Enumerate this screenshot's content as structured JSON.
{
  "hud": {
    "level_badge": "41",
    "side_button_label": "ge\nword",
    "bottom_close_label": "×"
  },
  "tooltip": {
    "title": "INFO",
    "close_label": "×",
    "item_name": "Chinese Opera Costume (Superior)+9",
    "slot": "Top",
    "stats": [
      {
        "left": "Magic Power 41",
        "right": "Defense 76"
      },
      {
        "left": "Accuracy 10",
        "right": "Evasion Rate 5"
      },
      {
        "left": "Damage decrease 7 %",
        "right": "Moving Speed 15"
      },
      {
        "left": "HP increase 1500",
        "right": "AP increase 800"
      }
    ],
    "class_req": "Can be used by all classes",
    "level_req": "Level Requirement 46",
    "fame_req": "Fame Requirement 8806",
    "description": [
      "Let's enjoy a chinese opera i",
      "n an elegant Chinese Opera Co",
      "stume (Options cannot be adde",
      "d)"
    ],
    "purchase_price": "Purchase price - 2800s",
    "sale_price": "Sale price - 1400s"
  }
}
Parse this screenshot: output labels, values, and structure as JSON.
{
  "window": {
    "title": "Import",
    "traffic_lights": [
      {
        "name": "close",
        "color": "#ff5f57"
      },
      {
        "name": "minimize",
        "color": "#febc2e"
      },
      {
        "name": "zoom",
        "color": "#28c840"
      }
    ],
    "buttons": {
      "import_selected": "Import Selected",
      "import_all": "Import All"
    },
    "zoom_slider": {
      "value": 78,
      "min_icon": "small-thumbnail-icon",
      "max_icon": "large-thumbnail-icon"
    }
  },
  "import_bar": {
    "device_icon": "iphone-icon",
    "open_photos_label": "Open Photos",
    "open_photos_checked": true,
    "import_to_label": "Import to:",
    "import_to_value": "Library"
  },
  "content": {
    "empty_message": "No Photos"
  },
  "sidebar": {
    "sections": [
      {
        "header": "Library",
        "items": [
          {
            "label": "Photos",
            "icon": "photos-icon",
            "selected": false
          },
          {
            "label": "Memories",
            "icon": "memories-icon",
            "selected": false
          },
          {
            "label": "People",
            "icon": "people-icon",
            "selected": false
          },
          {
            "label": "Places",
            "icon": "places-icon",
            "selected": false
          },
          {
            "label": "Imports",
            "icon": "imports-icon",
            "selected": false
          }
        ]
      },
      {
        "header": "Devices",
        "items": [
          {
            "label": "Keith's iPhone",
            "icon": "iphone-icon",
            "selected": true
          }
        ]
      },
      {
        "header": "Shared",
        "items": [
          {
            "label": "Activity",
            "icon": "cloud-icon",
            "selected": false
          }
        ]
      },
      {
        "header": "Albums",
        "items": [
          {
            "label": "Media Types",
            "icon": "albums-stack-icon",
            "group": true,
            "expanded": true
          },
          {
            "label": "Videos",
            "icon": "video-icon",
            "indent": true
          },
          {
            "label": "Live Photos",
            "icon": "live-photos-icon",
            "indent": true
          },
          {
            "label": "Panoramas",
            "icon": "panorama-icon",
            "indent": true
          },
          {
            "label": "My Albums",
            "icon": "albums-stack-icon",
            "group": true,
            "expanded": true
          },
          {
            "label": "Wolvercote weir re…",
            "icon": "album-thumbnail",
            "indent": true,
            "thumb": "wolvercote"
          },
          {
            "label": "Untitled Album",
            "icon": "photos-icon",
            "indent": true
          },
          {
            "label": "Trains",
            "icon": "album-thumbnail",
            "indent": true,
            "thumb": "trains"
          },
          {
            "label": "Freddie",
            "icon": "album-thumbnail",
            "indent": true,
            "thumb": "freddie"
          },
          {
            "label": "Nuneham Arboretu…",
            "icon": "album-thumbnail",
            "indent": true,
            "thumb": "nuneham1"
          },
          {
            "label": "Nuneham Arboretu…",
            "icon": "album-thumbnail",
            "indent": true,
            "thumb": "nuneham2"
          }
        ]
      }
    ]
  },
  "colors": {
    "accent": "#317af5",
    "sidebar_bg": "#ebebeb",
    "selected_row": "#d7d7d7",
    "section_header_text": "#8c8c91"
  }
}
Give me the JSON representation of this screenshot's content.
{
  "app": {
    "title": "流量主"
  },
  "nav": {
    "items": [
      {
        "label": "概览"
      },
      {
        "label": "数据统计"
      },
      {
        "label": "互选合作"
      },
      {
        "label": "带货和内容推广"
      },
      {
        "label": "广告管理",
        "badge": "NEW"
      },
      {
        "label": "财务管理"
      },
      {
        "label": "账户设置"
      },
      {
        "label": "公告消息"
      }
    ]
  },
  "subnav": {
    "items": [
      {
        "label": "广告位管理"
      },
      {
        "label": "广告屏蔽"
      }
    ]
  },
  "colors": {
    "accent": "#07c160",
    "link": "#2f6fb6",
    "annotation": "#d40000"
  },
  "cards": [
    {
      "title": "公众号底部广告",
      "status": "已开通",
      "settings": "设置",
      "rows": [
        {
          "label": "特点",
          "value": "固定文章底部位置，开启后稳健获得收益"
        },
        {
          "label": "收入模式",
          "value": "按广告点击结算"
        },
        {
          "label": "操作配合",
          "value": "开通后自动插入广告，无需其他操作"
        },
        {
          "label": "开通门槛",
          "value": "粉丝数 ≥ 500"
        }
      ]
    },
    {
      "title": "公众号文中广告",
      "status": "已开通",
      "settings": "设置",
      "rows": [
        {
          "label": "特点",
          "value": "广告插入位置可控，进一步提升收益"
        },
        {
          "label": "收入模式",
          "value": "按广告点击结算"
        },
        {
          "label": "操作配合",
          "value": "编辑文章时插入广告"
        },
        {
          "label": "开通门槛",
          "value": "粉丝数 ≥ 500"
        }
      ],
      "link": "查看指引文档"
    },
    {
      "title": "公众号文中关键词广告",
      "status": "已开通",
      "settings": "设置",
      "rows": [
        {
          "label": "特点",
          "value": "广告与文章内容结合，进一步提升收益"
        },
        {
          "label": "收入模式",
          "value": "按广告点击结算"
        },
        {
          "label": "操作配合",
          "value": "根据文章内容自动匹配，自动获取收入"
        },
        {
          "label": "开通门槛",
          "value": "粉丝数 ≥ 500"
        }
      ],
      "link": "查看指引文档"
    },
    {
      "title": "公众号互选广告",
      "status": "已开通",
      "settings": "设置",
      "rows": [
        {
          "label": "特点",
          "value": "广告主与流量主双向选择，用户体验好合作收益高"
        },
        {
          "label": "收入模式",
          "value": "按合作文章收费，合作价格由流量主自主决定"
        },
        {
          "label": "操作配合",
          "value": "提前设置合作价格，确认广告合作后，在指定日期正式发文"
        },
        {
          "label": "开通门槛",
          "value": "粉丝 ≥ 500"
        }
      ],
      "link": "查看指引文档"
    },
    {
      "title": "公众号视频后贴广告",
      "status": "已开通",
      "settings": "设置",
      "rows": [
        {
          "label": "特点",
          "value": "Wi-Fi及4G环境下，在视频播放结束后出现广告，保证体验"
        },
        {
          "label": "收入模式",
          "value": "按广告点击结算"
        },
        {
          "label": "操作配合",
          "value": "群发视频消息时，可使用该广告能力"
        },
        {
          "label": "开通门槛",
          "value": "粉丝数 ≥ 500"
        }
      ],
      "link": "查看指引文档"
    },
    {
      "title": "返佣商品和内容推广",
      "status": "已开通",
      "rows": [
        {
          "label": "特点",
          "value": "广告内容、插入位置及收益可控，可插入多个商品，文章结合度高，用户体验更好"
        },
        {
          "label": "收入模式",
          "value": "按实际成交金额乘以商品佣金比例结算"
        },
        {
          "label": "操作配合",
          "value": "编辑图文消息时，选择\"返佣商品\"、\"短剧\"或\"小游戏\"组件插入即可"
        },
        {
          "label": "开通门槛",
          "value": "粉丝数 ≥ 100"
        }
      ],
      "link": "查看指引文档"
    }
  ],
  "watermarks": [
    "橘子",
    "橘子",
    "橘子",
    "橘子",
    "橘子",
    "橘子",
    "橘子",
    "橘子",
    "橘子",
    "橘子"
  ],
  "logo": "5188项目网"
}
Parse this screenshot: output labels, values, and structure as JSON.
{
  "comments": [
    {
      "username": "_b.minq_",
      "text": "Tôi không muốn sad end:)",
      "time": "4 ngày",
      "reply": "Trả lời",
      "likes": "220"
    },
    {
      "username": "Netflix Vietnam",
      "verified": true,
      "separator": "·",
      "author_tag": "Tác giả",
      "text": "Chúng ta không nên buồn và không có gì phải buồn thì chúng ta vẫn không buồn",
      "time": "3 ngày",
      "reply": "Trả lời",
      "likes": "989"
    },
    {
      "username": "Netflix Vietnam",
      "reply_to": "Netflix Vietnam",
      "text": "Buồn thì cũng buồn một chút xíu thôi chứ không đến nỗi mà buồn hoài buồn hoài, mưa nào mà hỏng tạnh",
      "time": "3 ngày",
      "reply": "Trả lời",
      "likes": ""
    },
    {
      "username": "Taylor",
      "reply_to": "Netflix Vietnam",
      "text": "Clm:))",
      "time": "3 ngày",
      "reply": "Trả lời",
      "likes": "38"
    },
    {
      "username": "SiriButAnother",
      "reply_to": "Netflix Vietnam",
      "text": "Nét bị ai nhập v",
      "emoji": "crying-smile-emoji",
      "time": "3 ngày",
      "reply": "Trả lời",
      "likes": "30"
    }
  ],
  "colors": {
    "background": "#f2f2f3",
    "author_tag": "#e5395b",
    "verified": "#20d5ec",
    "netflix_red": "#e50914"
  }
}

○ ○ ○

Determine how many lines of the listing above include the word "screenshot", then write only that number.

● Exercise result
4